After Raiding RGGI Funds, Chris Christie Calls the Carbon Trading Program a ‘Failure’

Policymakers and advocates in New Jersey are calling on Governor Chris Christie to return $65 million he diverted from a carbon-trading fund designed to help the state’s ratepayers reduce their energy bills. After announcing last Thursday that he was pulling his state out of the Regional Greenhouse Gas Initiative (RGGI), calling the program a “tax” and a “failure,” Christie has shown no intentions of giving back the tens of millions of dollars he took from the fund to help close a budget gap.

Last year, Governor Christie raided a RGGI fund set aside for energy efficiency and renewable energy projects that brings back $3 to $4 in value to ratepayers for every $1 invested. Now, some members of the New Jersey assembly are calling on Christie to return those “taxes” to the businesses and homeowners who benefit from those investments.

Upendra Chivukula, the Assembly deputy speaker, said that Christie owes it to New Jersey residents to replace the lost revenues.

“The governor has to be accountable to the ratepayers, because this money is coming from the ratepayers — not taxpayers,” he said. Chivukula was the first to sponsor the state’s RGGI bill and chairs the Assembly’s Telecommunications and Utilities Committee.


Neither assemblyman, however, said he had heard of talk of recovering the RGGI funds for clean energy spending.

Upon calling the program a “tax” and announcing his intentions to pull out of the nation’s first successful emissions reduction program last week, Christie also contracted himself by saying the program was not “expensive” enough to actually reduce emissions:

“RGGI has not changed behavior and it does not reduce emissions. We’re looking for broader results to benefit all ratepayers and all citizens. Finally and importantly, RGGI does nothing more than tax electricity, tax our citizens, tax our businesses with no discernible and measurable impact on our environment.”

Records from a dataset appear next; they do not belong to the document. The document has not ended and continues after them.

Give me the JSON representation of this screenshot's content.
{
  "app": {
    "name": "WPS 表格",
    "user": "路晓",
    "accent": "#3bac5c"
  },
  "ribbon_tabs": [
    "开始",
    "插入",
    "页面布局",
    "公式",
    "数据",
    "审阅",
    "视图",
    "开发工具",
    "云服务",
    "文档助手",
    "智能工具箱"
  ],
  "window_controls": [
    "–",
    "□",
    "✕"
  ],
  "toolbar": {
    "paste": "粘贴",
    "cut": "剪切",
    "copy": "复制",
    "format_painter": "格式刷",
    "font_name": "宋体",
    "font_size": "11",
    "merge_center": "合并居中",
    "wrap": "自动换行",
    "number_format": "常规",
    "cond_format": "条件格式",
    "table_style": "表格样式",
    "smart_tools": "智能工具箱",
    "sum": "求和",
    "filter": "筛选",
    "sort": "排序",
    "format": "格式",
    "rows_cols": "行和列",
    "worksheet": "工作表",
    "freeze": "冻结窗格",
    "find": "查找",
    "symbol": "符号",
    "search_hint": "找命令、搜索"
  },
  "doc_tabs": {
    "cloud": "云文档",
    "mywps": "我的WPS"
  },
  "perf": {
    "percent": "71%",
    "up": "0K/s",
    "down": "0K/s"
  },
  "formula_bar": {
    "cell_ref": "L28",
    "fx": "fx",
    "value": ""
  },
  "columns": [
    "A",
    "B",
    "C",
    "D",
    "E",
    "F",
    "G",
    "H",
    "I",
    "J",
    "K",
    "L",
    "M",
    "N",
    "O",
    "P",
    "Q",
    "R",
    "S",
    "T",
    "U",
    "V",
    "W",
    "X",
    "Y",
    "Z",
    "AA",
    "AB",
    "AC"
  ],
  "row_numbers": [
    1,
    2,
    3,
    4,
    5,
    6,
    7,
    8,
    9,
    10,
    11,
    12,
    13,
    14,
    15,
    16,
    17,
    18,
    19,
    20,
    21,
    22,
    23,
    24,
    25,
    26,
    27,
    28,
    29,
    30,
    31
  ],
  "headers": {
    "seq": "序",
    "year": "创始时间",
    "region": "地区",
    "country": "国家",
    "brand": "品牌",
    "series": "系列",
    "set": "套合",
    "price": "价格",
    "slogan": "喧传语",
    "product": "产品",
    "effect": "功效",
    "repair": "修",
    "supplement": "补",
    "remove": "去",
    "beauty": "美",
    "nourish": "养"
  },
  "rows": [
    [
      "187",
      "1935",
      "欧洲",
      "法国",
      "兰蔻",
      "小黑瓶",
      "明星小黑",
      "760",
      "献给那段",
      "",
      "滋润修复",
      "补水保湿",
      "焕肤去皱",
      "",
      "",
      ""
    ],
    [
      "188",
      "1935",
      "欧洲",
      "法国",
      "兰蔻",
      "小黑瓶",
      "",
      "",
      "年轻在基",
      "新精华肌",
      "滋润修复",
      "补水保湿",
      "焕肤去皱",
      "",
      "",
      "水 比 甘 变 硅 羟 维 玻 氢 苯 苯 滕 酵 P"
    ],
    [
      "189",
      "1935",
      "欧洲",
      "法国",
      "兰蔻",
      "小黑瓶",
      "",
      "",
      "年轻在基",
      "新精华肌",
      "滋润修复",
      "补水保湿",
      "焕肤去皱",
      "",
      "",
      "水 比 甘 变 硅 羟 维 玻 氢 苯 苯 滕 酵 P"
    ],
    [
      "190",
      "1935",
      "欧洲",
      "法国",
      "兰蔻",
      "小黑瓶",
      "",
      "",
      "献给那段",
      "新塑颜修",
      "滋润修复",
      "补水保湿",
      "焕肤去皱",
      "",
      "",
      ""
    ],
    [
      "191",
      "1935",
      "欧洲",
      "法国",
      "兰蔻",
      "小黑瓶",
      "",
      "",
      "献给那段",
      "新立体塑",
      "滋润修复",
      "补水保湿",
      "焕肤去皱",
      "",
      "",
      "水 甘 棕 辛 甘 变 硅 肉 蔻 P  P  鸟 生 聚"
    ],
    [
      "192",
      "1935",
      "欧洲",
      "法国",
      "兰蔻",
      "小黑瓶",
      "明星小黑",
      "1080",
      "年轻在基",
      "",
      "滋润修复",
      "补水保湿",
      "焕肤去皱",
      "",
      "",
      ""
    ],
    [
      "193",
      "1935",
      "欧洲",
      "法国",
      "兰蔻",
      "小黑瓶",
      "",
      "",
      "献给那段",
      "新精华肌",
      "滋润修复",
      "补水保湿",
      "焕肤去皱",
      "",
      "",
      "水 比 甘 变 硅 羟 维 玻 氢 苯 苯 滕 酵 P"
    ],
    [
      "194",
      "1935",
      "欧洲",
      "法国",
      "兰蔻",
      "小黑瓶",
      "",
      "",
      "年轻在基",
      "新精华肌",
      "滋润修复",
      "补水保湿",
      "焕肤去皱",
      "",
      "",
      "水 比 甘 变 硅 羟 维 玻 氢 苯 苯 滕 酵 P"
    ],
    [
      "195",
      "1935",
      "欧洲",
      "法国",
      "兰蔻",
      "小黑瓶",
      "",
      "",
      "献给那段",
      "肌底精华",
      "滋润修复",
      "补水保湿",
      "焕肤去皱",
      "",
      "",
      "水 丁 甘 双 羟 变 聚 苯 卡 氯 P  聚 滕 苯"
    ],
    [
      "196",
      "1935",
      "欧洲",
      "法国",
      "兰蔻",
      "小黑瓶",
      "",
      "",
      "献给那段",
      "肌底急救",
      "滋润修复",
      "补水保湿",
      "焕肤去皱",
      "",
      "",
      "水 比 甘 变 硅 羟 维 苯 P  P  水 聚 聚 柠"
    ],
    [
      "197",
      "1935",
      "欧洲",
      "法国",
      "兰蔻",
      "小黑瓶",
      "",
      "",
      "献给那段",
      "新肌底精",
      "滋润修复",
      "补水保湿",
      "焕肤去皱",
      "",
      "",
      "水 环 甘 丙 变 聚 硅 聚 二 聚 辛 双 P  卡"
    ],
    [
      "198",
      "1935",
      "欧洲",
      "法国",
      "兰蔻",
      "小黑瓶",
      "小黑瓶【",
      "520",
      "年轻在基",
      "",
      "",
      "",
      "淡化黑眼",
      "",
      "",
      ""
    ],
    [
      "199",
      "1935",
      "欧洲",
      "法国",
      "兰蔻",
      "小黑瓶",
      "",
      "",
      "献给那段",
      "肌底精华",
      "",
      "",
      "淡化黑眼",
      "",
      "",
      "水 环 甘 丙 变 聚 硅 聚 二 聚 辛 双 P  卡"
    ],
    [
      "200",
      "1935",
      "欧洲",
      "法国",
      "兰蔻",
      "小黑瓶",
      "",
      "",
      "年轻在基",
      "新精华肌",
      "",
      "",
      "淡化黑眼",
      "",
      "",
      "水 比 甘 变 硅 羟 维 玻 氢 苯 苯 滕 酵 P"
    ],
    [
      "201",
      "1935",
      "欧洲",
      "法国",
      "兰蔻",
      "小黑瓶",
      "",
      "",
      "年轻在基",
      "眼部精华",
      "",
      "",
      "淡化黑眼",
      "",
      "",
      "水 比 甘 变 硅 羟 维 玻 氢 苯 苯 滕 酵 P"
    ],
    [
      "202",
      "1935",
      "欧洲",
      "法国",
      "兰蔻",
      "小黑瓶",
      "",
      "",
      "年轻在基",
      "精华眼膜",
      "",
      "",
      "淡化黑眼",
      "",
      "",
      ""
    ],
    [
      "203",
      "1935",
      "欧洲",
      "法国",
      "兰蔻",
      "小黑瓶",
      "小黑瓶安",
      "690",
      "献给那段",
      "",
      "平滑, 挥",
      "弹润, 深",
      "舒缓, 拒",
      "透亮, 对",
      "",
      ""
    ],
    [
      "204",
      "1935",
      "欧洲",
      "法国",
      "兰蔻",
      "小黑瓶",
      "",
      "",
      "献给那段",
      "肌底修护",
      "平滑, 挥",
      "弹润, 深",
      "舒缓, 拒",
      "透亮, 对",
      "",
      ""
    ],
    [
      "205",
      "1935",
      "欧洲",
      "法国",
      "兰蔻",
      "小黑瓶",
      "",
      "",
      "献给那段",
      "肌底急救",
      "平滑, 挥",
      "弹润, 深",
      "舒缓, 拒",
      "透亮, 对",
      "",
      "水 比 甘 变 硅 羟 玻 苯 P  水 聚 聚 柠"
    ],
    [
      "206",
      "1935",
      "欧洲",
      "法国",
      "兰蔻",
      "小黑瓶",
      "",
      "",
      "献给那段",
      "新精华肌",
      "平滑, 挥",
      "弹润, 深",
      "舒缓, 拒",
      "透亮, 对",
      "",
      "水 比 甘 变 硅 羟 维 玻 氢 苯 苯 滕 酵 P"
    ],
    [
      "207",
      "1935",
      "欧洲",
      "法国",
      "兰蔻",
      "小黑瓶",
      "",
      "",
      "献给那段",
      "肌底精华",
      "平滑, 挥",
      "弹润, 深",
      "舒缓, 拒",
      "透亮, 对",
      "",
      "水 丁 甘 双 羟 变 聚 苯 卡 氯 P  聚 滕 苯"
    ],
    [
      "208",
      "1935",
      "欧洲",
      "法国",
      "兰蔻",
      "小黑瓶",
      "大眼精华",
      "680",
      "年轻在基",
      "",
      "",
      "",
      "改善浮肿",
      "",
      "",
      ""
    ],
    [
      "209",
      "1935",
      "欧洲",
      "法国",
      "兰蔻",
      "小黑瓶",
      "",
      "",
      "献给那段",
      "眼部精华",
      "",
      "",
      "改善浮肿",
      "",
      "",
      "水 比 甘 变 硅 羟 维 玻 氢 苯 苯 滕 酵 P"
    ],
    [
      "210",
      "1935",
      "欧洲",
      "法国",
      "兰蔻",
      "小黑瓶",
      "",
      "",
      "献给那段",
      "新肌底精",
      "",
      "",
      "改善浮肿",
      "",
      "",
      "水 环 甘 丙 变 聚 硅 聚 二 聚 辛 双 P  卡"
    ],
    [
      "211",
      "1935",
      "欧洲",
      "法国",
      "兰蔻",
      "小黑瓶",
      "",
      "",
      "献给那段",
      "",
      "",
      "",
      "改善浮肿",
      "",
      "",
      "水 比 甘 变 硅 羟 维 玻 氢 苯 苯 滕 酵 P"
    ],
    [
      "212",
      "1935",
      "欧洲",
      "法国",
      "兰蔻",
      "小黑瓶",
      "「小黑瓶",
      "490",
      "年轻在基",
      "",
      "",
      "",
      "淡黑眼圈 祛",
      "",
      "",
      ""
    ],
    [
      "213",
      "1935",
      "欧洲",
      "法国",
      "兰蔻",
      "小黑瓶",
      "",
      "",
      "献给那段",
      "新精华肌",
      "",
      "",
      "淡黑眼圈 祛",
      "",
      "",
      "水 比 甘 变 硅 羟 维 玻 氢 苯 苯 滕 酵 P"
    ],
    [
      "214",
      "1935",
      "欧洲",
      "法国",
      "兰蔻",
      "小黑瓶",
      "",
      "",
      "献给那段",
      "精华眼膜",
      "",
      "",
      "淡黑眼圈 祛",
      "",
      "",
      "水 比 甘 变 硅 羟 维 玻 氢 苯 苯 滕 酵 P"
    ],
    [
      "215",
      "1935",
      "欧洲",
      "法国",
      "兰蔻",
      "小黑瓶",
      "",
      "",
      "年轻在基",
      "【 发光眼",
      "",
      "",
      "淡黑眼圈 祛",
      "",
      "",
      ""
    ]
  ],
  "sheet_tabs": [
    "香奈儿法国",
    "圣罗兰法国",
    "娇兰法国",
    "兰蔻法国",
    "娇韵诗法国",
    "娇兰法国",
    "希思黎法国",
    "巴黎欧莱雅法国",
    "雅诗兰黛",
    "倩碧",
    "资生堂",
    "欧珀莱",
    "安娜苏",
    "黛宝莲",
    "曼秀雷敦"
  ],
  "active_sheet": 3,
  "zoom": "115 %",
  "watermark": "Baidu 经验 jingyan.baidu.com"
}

Watch last week’s speech, in which Christie appears to embrace climate science, saying: “we know enough to say that we are at least a part of the problem. So looking forward we need to work to put policies in place that get at reducing those contributing factors.”

New Jersey has brought in over $100 million in proceeds from auctioning carbon allowances. However, only a small portion of that — about $29 million — was actually set aside for renewable energy and energy efficiency projects last year.